Please work out how many lines in the records below include the word "your", and reply with that number only.

╭─ Dataset extract

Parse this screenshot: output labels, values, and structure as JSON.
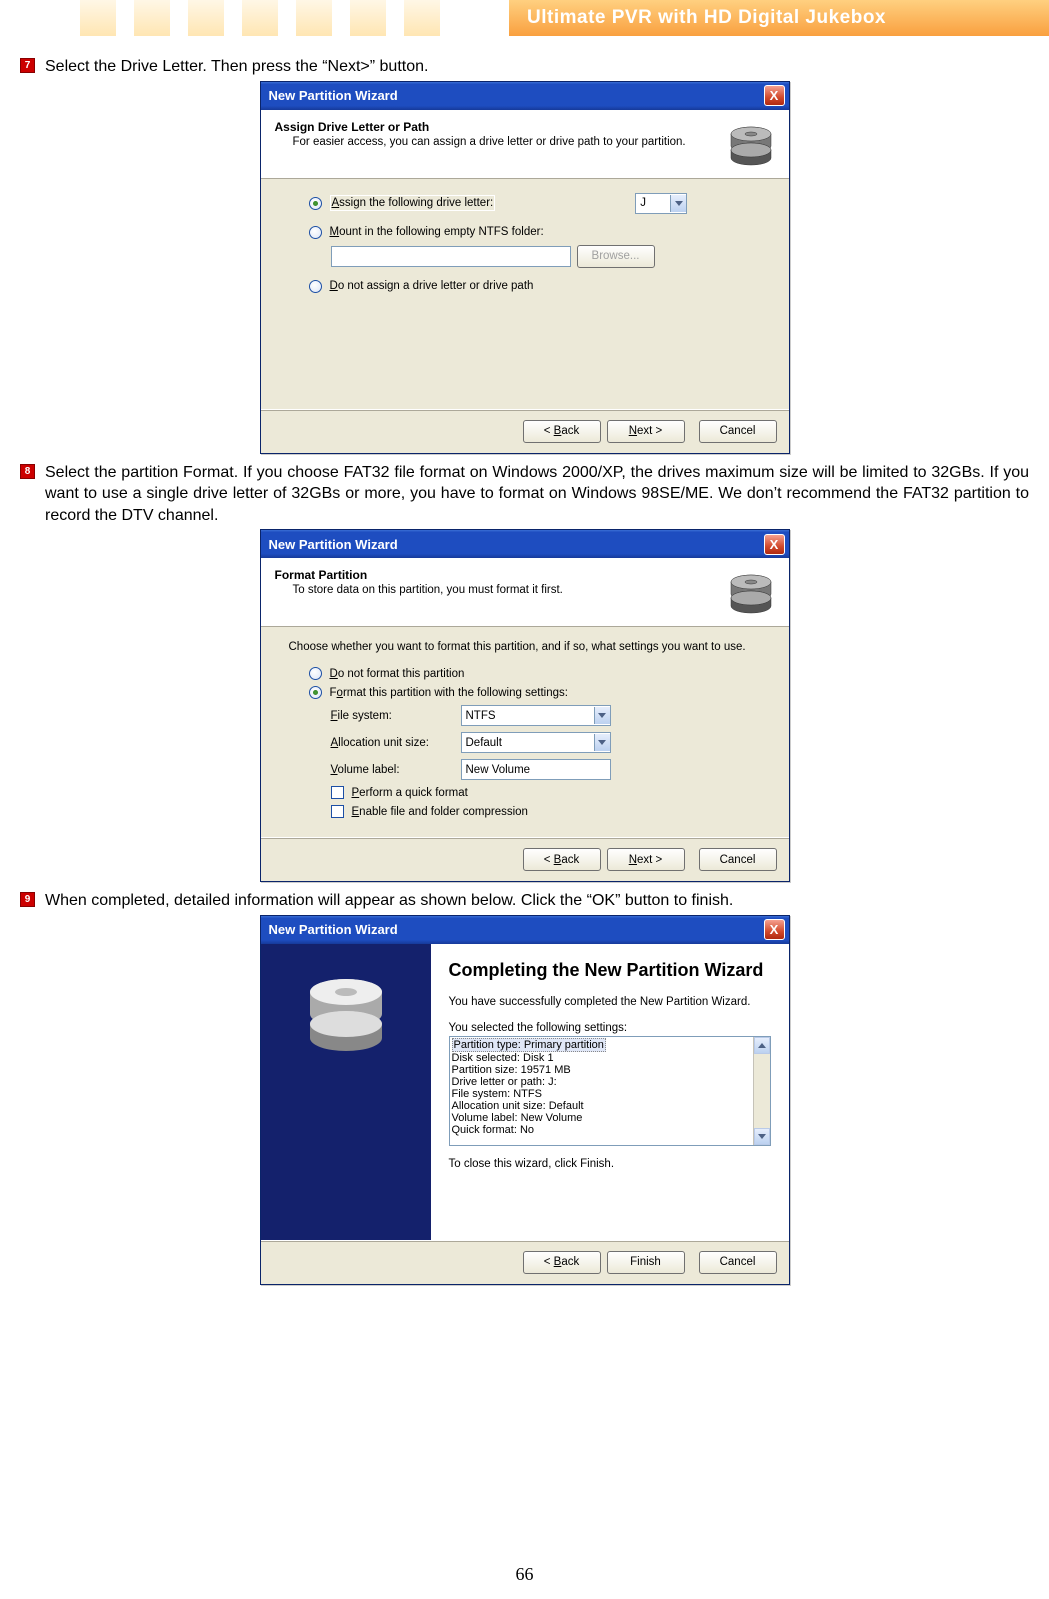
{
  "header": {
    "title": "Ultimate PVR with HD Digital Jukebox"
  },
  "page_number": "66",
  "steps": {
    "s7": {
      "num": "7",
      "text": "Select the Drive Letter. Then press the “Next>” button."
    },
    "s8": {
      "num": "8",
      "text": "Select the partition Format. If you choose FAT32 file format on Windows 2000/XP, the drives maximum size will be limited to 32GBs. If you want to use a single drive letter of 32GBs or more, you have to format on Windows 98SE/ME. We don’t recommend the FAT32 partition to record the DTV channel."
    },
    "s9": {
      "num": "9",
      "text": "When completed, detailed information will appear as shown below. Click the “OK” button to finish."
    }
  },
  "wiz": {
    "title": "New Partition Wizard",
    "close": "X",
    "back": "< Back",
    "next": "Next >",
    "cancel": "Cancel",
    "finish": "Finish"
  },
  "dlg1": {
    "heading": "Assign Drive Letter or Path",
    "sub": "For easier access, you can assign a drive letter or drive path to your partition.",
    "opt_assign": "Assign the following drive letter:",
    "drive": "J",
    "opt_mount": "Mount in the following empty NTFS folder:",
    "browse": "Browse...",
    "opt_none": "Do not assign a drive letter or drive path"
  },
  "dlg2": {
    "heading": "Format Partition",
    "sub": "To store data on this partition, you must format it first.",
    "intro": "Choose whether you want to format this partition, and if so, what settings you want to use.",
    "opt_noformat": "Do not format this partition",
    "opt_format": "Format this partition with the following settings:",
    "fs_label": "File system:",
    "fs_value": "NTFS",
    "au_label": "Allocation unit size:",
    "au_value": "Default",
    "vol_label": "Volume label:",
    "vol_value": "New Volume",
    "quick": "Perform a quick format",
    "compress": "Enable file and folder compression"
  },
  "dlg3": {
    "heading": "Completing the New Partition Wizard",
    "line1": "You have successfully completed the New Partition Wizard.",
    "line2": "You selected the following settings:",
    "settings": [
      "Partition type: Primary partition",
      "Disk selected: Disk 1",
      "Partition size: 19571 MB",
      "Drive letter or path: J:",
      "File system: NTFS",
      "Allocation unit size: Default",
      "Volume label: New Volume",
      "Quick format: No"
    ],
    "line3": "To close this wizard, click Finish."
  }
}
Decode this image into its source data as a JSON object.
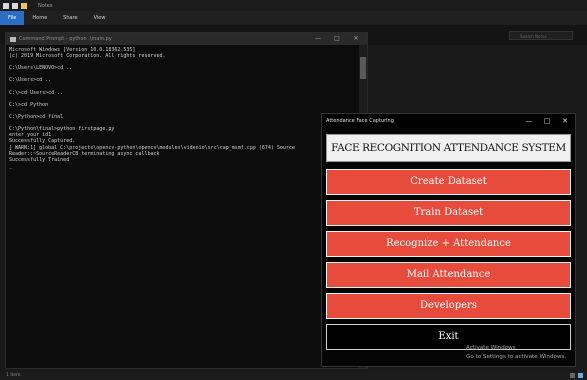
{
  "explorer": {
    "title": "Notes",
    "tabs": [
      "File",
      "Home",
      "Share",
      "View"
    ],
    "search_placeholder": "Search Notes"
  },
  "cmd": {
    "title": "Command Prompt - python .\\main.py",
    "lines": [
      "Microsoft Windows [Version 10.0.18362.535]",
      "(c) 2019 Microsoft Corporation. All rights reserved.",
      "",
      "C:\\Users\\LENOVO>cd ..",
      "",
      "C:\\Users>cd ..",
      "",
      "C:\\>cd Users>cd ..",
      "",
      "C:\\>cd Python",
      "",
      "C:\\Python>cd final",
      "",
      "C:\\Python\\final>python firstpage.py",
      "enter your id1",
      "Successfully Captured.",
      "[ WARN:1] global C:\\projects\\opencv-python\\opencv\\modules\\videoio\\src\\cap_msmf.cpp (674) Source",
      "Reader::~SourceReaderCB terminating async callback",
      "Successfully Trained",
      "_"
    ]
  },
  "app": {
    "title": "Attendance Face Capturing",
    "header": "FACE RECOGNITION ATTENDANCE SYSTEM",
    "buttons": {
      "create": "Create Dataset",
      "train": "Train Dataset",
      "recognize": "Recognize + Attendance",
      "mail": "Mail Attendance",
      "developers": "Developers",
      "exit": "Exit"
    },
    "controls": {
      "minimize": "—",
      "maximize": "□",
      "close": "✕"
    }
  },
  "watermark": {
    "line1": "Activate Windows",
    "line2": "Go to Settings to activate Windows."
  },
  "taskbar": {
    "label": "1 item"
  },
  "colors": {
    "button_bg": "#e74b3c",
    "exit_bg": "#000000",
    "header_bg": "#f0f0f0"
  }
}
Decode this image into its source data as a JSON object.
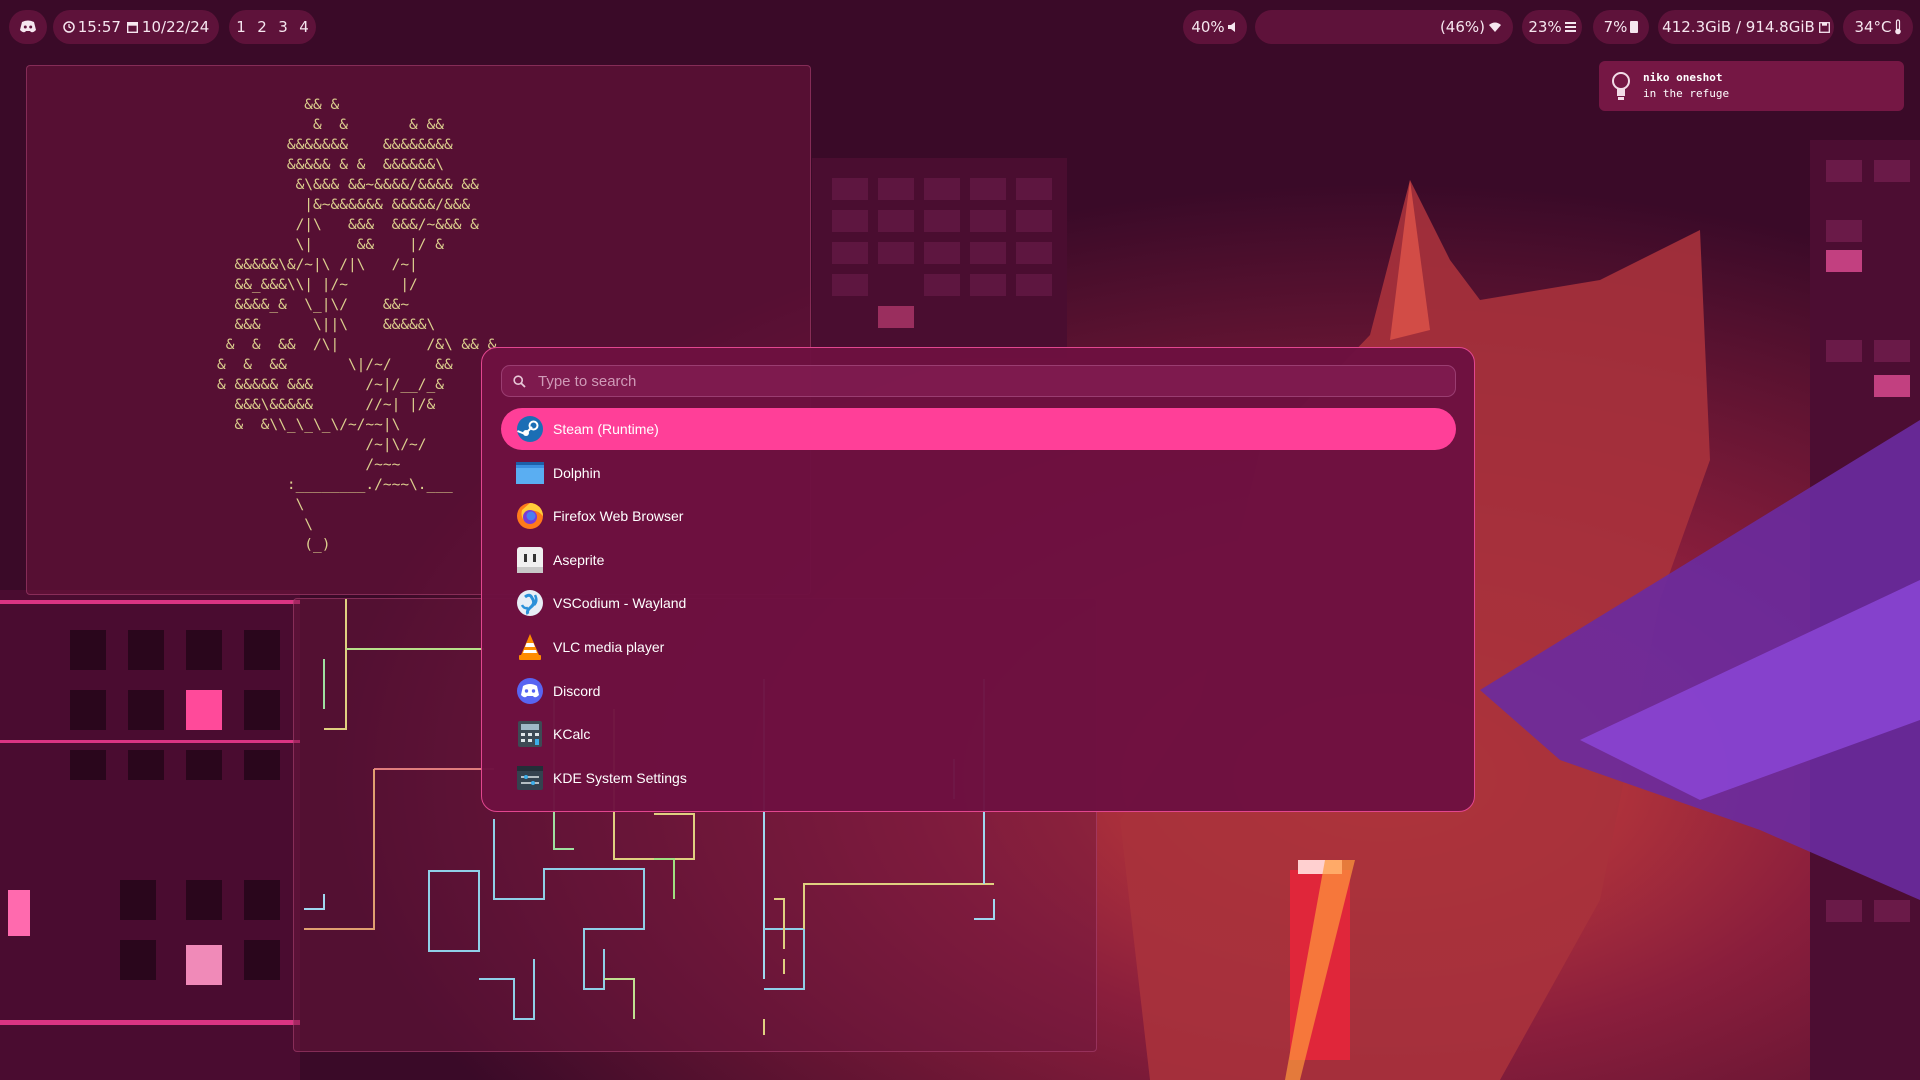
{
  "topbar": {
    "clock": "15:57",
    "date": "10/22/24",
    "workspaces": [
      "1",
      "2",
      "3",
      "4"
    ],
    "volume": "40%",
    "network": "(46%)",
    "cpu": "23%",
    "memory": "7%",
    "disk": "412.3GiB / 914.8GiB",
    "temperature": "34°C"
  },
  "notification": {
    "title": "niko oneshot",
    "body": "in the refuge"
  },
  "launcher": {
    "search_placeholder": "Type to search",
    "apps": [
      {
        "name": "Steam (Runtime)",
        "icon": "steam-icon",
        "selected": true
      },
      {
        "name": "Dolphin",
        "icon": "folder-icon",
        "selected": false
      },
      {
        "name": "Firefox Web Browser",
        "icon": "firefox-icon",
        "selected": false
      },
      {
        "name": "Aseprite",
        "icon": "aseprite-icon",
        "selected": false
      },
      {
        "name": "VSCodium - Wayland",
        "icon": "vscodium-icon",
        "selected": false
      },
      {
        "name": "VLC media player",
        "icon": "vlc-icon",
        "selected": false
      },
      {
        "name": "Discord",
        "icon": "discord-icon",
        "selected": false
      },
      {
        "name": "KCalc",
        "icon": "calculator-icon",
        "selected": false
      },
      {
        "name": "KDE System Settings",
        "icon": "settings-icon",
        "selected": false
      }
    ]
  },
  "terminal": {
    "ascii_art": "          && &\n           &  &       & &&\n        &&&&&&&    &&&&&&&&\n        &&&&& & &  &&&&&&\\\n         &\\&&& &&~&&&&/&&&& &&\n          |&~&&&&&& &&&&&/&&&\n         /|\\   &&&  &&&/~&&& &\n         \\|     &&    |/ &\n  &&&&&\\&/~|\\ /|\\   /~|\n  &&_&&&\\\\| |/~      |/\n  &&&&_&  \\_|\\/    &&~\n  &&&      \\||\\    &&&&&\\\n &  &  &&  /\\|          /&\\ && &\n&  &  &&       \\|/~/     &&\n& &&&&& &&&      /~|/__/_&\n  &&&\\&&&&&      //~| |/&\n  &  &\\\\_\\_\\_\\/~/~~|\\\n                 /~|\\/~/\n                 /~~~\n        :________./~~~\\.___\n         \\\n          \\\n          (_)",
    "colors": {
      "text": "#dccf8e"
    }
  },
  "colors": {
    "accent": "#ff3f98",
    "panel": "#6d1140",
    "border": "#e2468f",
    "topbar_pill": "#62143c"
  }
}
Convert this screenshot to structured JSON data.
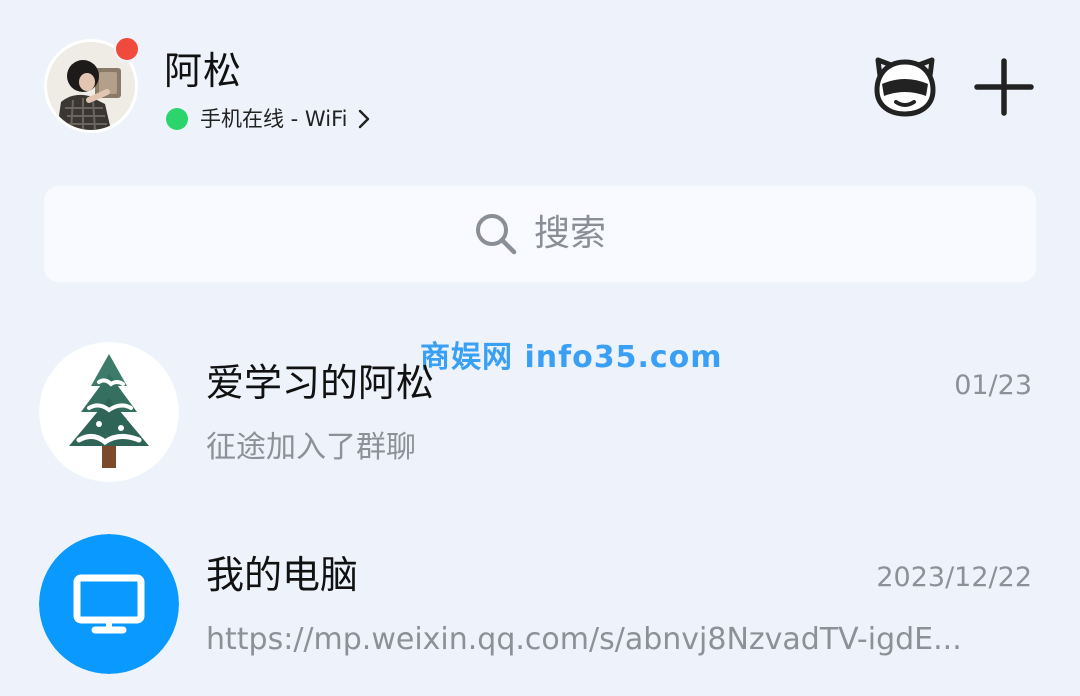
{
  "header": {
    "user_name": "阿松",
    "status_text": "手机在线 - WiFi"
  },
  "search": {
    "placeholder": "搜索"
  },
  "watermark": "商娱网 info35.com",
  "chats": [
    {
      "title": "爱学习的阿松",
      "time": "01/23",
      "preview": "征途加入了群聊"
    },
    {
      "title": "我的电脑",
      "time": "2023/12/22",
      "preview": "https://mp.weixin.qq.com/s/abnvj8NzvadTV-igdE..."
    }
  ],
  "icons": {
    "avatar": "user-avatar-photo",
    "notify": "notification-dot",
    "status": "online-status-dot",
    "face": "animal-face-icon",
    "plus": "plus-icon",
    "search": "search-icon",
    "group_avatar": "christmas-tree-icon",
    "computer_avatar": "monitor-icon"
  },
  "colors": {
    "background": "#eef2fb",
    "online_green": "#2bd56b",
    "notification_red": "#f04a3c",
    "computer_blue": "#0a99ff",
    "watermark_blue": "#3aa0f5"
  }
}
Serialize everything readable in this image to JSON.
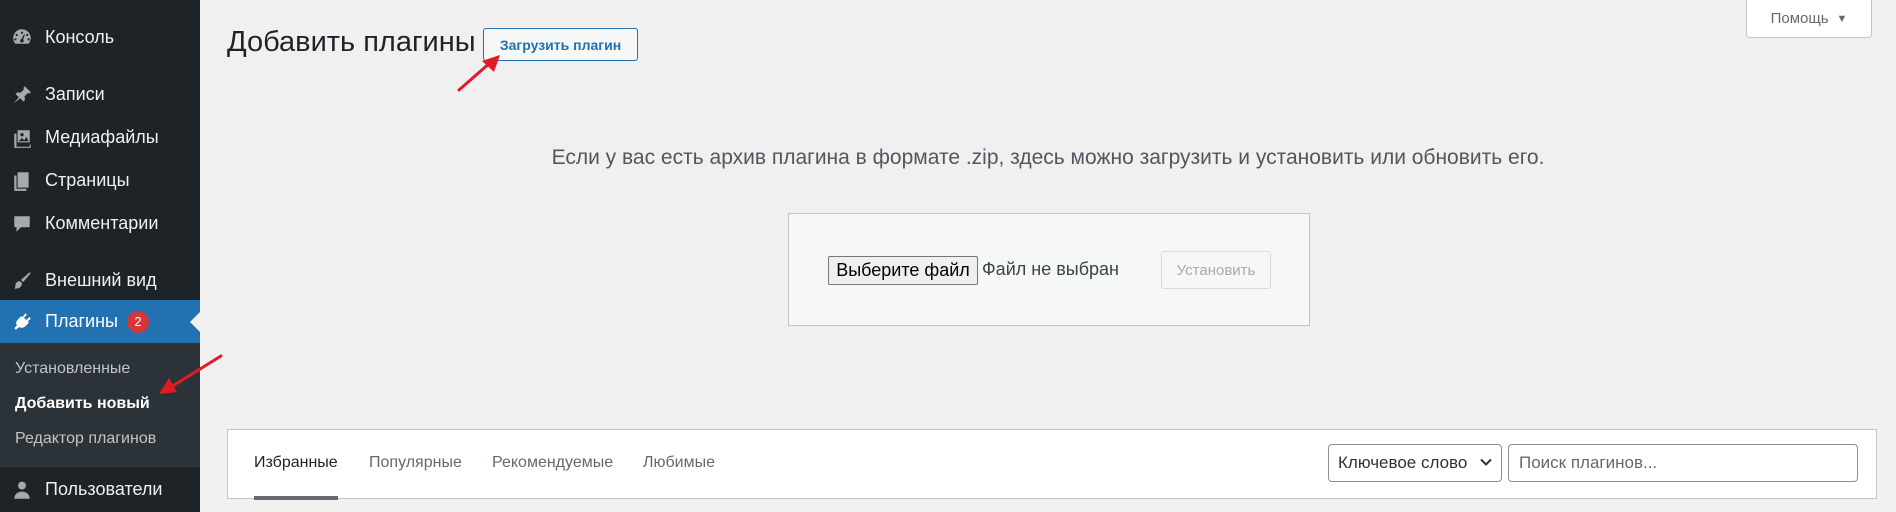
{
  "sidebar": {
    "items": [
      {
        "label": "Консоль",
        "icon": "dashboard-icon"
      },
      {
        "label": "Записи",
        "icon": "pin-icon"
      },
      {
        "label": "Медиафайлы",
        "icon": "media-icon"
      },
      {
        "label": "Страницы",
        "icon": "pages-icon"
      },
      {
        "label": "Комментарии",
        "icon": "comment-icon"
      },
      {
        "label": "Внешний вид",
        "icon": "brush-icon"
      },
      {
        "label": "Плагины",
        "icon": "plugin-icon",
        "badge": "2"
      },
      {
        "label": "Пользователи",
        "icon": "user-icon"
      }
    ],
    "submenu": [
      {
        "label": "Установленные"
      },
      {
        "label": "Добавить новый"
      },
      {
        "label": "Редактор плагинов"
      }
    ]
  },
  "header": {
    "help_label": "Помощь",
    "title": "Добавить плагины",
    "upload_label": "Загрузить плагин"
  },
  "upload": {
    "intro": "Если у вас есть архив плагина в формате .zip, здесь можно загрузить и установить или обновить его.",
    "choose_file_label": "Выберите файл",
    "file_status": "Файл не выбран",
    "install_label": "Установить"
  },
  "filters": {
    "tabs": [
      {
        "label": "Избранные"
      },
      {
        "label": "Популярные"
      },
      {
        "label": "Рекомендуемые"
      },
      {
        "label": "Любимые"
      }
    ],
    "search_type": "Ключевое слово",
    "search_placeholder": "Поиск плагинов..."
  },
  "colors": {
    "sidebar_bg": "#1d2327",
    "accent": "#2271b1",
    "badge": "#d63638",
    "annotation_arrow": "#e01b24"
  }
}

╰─

* [Result] 2